Some 12 years ago, in another place, as shadow minister for sport I proposed an hypothecated lottery to fund sports in this country. I am still a supporter of this concept but believe that it could be broadened to benefit many more ordinary Australians. I would like to propose the ‘Triple A Lottery’, the Advance All Australians Lottery—a dedicated fund to invest in the priorities of people and places across Australia that have been forgotten. State governments across Australia spend too much on professional sports and not enough on putting physical education teachers in schools. They invest too much in opera companies and not enough on music teachers in state schools. They spend too much funding trendy artists with no audience and not enough on programs to help disabled kids find meaning in their life. Good causes to benefit ordinary Australians which could be funded include programs in education, sports, charities and community organisations. I will be continuing my work to make this a reality.

I am a proud member of the Victorian Division of the Liberal Party and will be working hard to ensure the division and those representing it are treated such that merit is recognised and that the division’s position within the party is accorded its full dues. I take this opportunity to thank the members of my party and the Victorian people for their trust and confidence. I would like to thank my friend Helen Kroger for her tireless efforts in rebuilding the jewel in the crown of the Liberal Party—our Victorian division.
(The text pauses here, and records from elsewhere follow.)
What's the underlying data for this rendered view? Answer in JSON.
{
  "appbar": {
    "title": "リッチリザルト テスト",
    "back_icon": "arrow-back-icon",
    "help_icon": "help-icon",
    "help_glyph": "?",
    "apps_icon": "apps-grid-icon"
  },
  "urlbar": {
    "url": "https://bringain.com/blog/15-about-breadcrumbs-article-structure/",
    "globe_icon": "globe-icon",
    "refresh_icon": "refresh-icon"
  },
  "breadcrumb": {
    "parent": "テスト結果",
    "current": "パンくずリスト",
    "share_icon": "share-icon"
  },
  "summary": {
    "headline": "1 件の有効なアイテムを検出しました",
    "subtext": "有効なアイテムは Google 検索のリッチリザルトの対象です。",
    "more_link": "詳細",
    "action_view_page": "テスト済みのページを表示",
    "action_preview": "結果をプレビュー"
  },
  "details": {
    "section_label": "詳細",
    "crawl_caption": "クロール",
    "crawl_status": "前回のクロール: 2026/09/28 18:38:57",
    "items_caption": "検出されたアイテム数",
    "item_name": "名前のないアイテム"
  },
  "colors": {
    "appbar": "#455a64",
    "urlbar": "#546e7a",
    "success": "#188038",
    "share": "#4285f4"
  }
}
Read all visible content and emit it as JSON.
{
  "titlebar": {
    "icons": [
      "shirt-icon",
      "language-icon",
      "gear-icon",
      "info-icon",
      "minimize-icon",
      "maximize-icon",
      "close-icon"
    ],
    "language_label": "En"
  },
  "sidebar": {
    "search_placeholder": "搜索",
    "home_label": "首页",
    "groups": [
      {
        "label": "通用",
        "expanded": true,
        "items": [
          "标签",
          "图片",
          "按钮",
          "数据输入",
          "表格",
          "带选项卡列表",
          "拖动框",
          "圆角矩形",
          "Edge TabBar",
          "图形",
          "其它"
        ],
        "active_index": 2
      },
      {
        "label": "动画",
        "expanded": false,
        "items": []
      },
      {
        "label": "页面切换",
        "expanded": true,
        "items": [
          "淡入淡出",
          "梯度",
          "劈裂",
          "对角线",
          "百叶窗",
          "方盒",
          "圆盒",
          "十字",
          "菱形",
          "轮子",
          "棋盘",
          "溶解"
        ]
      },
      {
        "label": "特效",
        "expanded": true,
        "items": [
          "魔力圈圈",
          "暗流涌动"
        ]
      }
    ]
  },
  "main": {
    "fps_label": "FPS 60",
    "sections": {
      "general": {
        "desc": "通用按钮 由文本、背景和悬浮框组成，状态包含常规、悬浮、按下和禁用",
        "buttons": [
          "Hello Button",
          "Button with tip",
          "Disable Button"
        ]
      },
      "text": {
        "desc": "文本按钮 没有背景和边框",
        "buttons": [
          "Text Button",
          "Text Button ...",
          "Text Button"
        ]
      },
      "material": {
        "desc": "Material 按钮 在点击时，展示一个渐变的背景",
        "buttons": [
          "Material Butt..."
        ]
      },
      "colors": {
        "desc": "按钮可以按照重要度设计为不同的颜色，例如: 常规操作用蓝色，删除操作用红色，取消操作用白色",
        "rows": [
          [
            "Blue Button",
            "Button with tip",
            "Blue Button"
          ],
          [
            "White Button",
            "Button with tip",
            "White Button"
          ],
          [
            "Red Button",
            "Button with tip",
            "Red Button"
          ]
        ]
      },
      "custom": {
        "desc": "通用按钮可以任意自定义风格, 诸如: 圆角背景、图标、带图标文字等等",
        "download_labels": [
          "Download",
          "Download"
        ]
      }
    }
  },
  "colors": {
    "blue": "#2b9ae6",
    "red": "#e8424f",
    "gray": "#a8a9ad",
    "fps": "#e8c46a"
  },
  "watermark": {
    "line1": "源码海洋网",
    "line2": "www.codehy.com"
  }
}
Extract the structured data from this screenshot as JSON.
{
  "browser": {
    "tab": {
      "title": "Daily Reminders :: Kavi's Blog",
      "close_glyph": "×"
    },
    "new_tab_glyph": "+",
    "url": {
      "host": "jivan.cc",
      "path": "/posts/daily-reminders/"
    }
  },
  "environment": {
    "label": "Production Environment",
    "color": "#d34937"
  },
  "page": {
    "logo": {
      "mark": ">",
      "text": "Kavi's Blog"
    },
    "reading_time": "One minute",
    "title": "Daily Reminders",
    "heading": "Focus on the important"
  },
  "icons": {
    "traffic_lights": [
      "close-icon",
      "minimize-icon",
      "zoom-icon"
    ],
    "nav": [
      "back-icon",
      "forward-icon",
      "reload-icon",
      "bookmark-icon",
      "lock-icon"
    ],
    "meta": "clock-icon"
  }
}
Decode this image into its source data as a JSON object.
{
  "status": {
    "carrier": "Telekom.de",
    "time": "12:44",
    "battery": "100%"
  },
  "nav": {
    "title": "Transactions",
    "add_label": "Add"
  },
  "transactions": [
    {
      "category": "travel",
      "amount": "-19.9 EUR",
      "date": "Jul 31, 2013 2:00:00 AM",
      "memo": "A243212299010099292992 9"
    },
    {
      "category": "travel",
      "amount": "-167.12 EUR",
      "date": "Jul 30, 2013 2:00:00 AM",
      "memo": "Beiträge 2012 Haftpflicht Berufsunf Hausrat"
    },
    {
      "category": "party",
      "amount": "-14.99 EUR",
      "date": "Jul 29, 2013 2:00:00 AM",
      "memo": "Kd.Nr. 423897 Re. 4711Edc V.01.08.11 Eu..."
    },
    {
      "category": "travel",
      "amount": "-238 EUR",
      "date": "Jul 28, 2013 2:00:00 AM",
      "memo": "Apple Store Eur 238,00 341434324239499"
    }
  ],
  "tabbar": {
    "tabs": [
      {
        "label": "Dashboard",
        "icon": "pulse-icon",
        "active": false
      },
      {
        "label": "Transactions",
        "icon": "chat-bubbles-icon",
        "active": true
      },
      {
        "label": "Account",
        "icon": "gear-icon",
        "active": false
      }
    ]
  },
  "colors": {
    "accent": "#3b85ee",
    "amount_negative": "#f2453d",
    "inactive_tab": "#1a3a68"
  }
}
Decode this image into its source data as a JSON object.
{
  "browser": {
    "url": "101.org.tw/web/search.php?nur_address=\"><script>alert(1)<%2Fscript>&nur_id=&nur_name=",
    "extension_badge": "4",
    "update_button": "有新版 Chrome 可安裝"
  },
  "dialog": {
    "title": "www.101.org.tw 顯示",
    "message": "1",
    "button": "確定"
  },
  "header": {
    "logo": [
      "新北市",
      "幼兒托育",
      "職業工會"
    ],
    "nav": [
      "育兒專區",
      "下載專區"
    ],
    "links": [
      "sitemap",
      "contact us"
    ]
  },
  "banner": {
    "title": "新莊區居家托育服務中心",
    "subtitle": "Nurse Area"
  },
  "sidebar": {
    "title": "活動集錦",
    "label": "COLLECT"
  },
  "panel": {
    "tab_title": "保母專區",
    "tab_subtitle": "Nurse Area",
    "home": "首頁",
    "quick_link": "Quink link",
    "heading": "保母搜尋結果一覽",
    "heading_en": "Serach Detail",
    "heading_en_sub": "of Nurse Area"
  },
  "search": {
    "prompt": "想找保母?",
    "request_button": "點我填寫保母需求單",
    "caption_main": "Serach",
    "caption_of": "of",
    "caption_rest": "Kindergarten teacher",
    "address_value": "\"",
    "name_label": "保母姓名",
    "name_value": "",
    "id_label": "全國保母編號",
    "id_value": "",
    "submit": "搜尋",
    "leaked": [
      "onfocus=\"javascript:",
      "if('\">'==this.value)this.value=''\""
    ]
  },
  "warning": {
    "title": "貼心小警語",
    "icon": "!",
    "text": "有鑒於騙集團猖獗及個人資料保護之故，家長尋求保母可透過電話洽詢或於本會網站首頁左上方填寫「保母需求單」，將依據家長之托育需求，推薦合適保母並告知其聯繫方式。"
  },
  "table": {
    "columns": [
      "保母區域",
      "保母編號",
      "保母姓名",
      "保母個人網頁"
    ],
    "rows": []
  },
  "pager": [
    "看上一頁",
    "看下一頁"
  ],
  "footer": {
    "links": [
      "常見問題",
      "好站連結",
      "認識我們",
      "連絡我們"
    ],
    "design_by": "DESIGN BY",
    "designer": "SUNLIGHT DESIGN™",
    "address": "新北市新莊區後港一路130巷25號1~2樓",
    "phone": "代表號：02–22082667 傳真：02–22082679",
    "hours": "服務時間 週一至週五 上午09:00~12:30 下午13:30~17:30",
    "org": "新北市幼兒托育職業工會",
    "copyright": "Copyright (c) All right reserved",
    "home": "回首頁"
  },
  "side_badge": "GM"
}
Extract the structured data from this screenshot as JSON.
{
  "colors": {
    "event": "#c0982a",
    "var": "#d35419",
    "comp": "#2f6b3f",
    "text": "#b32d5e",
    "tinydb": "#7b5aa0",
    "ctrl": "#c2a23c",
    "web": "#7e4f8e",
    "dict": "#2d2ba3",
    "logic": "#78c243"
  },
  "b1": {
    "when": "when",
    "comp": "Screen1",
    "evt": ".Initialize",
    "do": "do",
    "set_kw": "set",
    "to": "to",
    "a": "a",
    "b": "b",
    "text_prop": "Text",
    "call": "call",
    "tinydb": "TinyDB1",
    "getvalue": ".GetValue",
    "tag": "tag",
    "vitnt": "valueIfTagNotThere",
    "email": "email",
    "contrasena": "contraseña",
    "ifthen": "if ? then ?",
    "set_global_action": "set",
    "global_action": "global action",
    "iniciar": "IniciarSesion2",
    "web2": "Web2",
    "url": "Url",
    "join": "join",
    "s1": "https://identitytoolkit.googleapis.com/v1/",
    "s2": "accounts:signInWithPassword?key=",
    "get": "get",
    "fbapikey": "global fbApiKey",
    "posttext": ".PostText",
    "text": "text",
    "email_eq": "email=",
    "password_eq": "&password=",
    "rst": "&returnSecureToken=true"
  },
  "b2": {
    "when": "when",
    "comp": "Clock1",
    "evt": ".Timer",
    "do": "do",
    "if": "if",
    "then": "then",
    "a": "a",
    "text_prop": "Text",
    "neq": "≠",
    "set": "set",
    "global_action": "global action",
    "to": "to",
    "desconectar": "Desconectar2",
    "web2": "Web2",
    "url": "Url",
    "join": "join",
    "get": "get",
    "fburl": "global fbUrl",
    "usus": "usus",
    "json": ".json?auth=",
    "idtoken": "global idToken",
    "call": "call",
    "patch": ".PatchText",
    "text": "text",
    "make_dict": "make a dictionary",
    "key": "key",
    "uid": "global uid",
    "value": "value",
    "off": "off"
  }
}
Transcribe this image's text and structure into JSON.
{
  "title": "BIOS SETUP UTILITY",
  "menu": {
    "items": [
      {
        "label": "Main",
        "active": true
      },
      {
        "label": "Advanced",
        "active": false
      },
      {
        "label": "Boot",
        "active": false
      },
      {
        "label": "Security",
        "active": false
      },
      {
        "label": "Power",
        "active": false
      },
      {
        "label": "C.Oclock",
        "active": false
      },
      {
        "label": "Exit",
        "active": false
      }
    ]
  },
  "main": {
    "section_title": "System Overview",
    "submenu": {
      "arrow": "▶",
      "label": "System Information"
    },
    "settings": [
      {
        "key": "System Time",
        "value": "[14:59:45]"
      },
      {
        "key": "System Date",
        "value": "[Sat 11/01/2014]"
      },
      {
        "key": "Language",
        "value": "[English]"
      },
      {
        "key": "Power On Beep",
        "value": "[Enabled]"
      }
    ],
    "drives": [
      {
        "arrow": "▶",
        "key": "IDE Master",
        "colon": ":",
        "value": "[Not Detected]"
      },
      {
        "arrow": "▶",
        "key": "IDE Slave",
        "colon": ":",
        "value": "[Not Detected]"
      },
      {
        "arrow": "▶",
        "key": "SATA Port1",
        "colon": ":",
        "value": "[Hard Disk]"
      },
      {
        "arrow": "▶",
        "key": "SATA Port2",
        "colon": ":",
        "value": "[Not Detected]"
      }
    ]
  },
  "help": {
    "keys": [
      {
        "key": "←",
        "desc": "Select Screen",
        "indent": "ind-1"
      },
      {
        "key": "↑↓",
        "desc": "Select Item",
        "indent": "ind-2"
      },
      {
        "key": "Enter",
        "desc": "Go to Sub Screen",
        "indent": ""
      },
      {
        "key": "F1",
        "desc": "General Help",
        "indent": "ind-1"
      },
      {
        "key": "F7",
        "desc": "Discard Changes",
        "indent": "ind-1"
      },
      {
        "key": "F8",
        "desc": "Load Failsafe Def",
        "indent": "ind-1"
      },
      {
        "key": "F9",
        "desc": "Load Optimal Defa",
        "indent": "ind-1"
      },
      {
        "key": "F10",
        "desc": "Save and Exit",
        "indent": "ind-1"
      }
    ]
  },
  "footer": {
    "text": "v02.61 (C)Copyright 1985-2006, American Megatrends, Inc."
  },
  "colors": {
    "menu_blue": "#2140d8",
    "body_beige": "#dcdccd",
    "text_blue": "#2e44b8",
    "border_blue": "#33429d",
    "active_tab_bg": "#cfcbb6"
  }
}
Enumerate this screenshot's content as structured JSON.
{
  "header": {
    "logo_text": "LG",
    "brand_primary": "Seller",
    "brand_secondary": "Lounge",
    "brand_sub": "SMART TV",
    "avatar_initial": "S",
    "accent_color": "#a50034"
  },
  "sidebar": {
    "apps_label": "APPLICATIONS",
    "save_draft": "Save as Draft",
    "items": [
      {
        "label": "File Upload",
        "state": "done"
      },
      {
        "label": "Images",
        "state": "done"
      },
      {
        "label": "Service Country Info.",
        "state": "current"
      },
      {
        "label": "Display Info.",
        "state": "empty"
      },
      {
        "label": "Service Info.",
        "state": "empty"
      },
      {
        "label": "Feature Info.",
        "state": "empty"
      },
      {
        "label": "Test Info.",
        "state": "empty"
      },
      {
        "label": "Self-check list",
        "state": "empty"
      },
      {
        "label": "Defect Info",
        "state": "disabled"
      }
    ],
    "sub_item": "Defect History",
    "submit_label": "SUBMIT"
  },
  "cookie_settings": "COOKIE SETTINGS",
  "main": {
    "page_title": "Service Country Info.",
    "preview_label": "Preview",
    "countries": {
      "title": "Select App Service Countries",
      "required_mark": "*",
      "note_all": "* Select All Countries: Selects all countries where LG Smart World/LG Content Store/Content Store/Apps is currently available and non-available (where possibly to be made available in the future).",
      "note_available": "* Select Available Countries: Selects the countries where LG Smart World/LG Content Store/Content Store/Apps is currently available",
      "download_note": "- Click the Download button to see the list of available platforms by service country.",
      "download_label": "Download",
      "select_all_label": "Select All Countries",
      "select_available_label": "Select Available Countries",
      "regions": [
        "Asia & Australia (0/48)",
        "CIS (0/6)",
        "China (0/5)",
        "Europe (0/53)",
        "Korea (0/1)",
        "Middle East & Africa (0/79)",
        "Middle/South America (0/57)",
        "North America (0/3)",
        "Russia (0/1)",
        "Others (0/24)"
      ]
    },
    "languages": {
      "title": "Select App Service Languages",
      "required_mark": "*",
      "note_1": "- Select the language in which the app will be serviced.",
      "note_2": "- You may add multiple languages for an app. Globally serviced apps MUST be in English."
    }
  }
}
I would like to praise Peter Costello for his outstanding leadership and thank Michael Kroger for his friendship. From the bottom of my heart I sincerely thank Cate for her support and assistance to me. To our three children, Joanna, Claire and Jack, thank you for your untiring devotion and support. To my staff, I thank you. To my friends from the other place, thank you for your support over many years. To the Treasurer, thank you for your attendance today. It is an extraordinary honour for me to be here. It has been a long time coming—some 18 months. I thank honourable senators for their courtesy.

Honourable senators—Hear, hear!